So what can you do to deal with the same issue that still haunts the relationship? Here are things to remember when those same old issues come up again.

  • Remember, as long as you are both committed to making things better and take action to do so, progress is being made.
  • Expect breakdowns. They are a part of life and no one is perfect. As long as they are occurring less and less, you can relax and know things are moving in the right direction.
  • Always make sure that you are attending your end of things. Even if your partner's issues have nothing to do with you, you are responsible for how you deal with them. Make sure you work on you.
  • Focus on what your partner does right and how he pleases you. Give your partner credit for his intentions, efforts and progress made. It's the best reinforcement for continued change.
  • Lastly, know that dealing with each other's imperfections and woundedness is part of the deal. Relationships provide fertile ground for healing. In doing so, this requires ongoing patience, forgiveness and love. It also takes a willingness to take responsibility at all times for one's actions and continuous recommitment to do better next time.

So you decide if there are reasons enough to hang in there for the entire ride. Know there will be up hill climbs, steep vertical falls and lots of thrilling curves along the way. Buckle up. No one said relationships were straight and level roads--but that's the very thing that makes them so worthwhile.

If you or someone you know needs help in dealing with your relationship challenges, don't hesitate to contact me. I'm here to help. I provide personalized guidance and coaching. And if you want to start right now, go and purchase The Pathway to Love at-home program. You don’t need to wait. You can begin the process today. Take advantage of the opportunity receive the support and guidance you deserve. 

As always, I’m here to support you in creating strong and intimate relationships. 

Be well,

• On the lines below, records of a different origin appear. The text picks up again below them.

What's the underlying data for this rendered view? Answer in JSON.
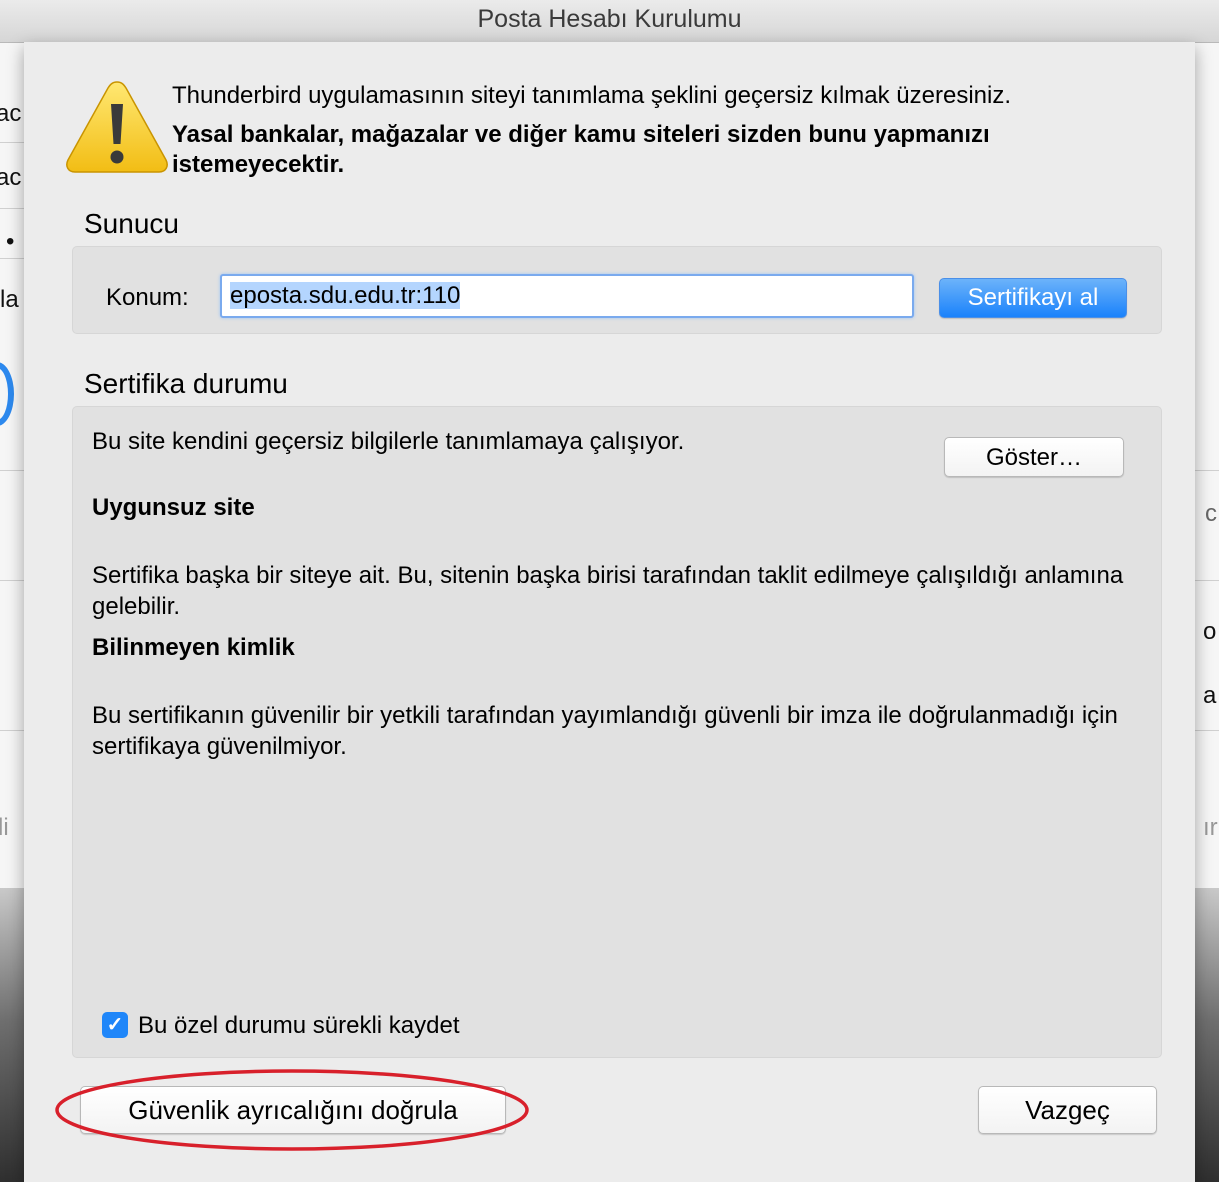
{
  "window": {
    "title": "Posta Hesabı Kurulumu"
  },
  "warning": {
    "line1": "Thunderbird uygulamasının siteyi tanımlama şeklini geçersiz kılmak üzeresiniz.",
    "line2": "Yasal bankalar, mağazalar ve diğer kamu siteleri sizden bunu yapmanızı istemeyecektir.",
    "icon": "warning-triangle"
  },
  "server": {
    "section_title": "Sunucu",
    "location_label": "Konum:",
    "location_value": "eposta.sdu.edu.tr:110",
    "get_certificate_button": "Sertifikayı al"
  },
  "certificate": {
    "section_title": "Sertifika durumu",
    "summary": "Bu site kendini geçersiz bilgilerle tanımlamaya çalışıyor.",
    "show_button": "Göster…",
    "issues": [
      {
        "title": "Uygunsuz site",
        "description": "Sertifika başka bir siteye ait. Bu, sitenin başka birisi tarafından taklit edilmeye çalışıldığı anlamına gelebilir."
      },
      {
        "title": "Bilinmeyen kimlik",
        "description": "Bu sertifikanın güvenilir bir yetkili tarafından yayımlandığı güvenli bir imza ile doğrulanmadığı için sertifikaya güvenilmiyor."
      }
    ],
    "permanent_checkbox": {
      "label": "Bu özel durumu sürekli kaydet",
      "checked": true
    }
  },
  "actions": {
    "confirm_button": "Güvenlik ayrıcalığını doğrula",
    "cancel_button": "Vazgeç"
  },
  "background_fragments": {
    "left": [
      "ac",
      "ac",
      "•",
      "la",
      "li"
    ],
    "right": [
      "c",
      "o",
      "a",
      "ır"
    ]
  },
  "colors": {
    "accent_blue": "#1f86f9",
    "annotation_red": "#d8202b",
    "panel_gray": "#e1e1e1",
    "sheet_gray": "#ececec"
  }
}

Julie Orlov, psychotherapist, speaker, and author of The Pathway to Love: Create Intimacy and Transform Your Relationships through Self-Discovery

Retrieve Your FREE Relationship Assessment Quiz and see if YOUR Relationship is on track at